By Tris Dixon
WE might feast on the comeuppance Adrien Broner is dished out with each passing defeat.
The novelty was first tasted when he lost to Marcos Maidana, a victory that made the Argentine a cult hero.
We have had four such doses with subsequent defeats to Shawn Porter, Mikey Garcia and now, on Saturday in Las Vegas, to Manny Pacquiao.
Broner, the potty-mouthed rebel from Cincinnati, is winless in his last three and has won three of his last seven.
Whichever way you slice it he does not belong at boxing’s top table any longer. Kick him off it for bad behaviour if you will, but also eliminate him for just not being good enough.
He will claim otherwise. He’s bound to having thought he’d decisively beaten Pacquiao when, in fact, he’d lost convincingly.
He was outboxed, outworked, outhustled and bettered across the board.
His moral victory was lasting the course with a 40-year-old veteran a decade removed from his prime.
The problem for The Problem was he was not active enough, nothing like.
That has often been a criticism and against a volume puncher it was always going to be a challenge.
But Broner won’t try to change. He won’t be busier; he won’t up his workrate.
He won’t feel the need to do anything different. Why would he?
Boxing has helped create this monster, tossing titles at him in different weight classes when he’d not paid his dues at the poundage, all the while rewarding him for being a creep and employing boorish behaviour of the highest order.
Let’s not waste words retracing ugly old footsteps here, shall we?
We know the rapsheet, boxing and non-boxing related.
So Broner allows us the opportunity to cock both barrels and let hell fire. He gives the media and his detractors the ammunition and it’s as though there is a catharsis with seeing him lose, as though he has every defeat coming to him.
In the ring Broner has only rarely delivered on his boasts. He certainly could not gain a semblance of control against Pacquiao and he could not do it in the post-fight interview when he ran headlong into the stubborn and professional Jim Gray, who was not compliant with Broner’s dictatorial terms of engagement.
“Bring your mother****** ass over here, I got a lot to say,” snarled Broner.
Shot down in flames for the second time in the night, Gray abruptly told him, “We’re going to conduct this interview professionally or we’re not going to have an interview, you make the decision.”
Broner said he beat Pacquiao. He said he outlanded him in each round. He said he won. Wrong once. Wrong twice. Wrong three times.
And as much as he was booed making his hysterical claims you have to smirk at his disillusionment. You’d be generous to give him three rounds. It was not close. And that was largely the case because the one thing he said he did, outlanded Pacquiao, is the one thing he significantly did not do.

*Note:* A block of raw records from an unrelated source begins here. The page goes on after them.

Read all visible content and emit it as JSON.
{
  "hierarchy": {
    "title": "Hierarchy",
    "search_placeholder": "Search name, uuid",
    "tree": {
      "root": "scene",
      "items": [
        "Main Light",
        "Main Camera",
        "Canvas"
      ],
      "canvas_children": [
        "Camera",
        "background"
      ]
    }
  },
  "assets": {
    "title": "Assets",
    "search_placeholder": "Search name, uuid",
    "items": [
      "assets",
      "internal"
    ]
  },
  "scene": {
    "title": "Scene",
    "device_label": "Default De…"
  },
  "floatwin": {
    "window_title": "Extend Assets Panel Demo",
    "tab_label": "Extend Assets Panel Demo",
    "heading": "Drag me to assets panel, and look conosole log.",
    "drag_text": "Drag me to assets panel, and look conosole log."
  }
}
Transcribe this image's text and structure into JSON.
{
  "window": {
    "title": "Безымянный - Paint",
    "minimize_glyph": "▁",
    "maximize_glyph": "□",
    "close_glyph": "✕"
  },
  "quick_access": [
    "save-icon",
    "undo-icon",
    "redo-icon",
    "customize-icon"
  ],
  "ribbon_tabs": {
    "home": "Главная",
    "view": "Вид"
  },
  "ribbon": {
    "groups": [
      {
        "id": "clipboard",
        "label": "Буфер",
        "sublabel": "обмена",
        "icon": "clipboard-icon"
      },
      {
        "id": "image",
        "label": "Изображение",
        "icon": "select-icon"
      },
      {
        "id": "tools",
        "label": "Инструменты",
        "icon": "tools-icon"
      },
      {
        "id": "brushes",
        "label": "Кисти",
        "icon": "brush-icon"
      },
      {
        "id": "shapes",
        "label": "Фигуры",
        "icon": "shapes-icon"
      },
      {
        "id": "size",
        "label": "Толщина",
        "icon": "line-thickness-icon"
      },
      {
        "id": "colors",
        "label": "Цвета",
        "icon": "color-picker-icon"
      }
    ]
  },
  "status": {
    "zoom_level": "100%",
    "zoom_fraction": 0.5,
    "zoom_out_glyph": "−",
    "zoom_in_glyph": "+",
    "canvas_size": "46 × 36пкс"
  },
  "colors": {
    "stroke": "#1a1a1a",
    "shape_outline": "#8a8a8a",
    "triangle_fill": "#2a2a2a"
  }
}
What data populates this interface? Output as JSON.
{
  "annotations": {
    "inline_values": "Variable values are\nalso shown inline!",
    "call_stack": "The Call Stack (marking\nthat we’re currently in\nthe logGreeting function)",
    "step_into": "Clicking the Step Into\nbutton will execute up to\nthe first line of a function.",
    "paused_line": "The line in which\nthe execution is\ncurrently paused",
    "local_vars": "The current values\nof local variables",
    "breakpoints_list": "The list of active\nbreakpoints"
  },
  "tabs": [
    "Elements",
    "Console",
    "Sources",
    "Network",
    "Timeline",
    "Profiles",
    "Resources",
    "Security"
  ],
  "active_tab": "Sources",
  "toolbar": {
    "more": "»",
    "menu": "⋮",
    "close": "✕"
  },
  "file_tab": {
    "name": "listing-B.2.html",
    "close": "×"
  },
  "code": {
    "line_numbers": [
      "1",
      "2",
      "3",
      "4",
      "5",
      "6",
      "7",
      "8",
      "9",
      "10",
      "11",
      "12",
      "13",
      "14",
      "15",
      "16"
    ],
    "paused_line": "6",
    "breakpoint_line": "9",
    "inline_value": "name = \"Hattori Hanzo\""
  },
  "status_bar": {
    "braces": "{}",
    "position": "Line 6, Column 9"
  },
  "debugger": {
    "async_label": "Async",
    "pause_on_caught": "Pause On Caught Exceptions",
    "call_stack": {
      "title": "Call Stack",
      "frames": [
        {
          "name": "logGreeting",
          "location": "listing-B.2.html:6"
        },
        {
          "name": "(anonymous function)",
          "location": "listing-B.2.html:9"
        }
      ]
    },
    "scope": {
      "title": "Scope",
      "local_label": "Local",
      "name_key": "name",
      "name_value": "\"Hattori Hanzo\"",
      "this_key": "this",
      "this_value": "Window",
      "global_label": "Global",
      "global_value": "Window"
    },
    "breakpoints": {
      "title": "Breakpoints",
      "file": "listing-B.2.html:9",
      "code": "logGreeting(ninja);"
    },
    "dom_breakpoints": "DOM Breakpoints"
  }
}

But Broner’s pleas for justice, that the fix was in because the world wants to see Floyd Mayweather-Manny Pacquiao II (please, no!) didn’t just fall on death ears but they drew incredulous smiles, sneers and sniggers.
You can’t flush these scorecards down the toilet like you do dollar bills, Adrien. You can’t intimidate Gray or Al Bernstein into doing anything but their jobs. They don’t need your sullen charity, your help, your publicity or your pity. And when you’re gone from this business, they won’t need you, either.
No one does. Boxing certainly doesn’t. In fact, it will be a more pleasant place without you. Perhaps that’s harsh. Maybe behind closed doors you’re not the person you set out for people to believe you are. But the one we see is the one we would hide our children from watching and the character we would filter out of their social media queues.
Yet when one thinks about it deeply enough we have enabled and encouraged this behaviour. We have launched world titles at him that he didn’t deserve, given him coverage he had not earned, put him on covers of magazines he did not merit – all because of who he was and what he did. Because for a man who’s lost every big fight he has had, he’s rich, famous and a four-weight world champion. Boxing has done that. Boxing has allowed that. We’ve been telling him how good he is by giving him prominence, forcing more worthy fighters down the pecking order in favour of his bizarre and crass behaviour. Yes, we may have done it with a shake of the head and a tut but we still did it. We were complicit. We created this monster, we’ve built him up and then we’ve knocked him down. And because of the money he’s kept coming back, he’s allowed it to happen and he hasn’t changed.
It is actually a poisonous concoction but it will continue for a while yet.
How Broner feels about the Pacquiao fight may alter if he gives himself enough time to watch it back. But there’s a chance that he will be told by those around him that he was robbed, fleeced and screwed over and that story will be positively reinforced in his own mind, the same way we have done it by empowering him to become rich and famous through boxing without having to be the best in boxing.
Let’s not forget that Broner could fight his ass off but along the way things changed. Discipline, life, the real world… Everything gets in the way. But true champions stay on course. Their life is about boxing with numerous side stories. Broner’s life is numerous side stories with a bit of boxing thrown in.
He won’t be remembered for being a brilliant fighter. He won’t be remembered for not being as good as he could and should have been. But he has created such a stench over the last 10 years that he will at least be remembered. And if that was his goal then it’s mission accomplished and we have been part of The Problem.